• **WHAT THE TASK REQUIRES**
Wherever the string "water" appears in the listing, copy that line.

• **DATA SUPPLIED**

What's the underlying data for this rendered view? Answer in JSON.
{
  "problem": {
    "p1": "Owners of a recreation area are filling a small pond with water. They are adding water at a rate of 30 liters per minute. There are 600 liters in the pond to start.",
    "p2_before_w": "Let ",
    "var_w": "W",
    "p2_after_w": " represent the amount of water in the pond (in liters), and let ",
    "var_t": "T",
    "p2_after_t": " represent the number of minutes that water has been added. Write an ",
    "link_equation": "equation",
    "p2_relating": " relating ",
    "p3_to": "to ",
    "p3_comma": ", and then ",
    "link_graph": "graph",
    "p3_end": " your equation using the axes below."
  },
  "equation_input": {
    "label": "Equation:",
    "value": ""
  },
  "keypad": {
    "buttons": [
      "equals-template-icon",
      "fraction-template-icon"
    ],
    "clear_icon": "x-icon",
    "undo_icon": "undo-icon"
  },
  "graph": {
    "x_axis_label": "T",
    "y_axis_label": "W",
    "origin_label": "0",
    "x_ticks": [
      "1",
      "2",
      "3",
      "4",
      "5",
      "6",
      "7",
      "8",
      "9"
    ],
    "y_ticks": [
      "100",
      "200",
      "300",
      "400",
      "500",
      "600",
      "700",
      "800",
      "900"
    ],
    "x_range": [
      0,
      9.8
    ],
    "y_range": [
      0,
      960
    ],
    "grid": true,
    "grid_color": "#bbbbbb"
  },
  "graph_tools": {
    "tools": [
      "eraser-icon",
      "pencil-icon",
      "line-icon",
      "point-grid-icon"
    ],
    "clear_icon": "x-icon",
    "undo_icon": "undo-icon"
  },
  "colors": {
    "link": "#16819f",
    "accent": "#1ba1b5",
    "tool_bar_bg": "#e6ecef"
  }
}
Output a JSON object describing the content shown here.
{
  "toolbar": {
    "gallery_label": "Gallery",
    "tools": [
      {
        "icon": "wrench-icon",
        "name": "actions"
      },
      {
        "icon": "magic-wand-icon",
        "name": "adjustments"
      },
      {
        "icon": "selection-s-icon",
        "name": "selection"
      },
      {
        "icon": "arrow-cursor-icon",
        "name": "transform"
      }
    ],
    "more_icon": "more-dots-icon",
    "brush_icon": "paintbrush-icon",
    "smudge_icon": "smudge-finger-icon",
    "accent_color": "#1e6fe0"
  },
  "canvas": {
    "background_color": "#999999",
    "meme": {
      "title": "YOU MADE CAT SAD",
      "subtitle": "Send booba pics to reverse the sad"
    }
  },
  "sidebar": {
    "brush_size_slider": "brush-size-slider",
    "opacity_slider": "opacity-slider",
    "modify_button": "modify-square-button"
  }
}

• **WRITTEN ANSWER**
    "p1": "Owners of a recreation area are filling a small pond with water. They are adding water at a rate of 30 liters per minute. There are 600 liters in the pond to start.",
    "p2_after_w": " represent the amount of water in the pond (in liters), and let ",
    "p2_after_t": " represent the number of minutes that water has been added. Write an ",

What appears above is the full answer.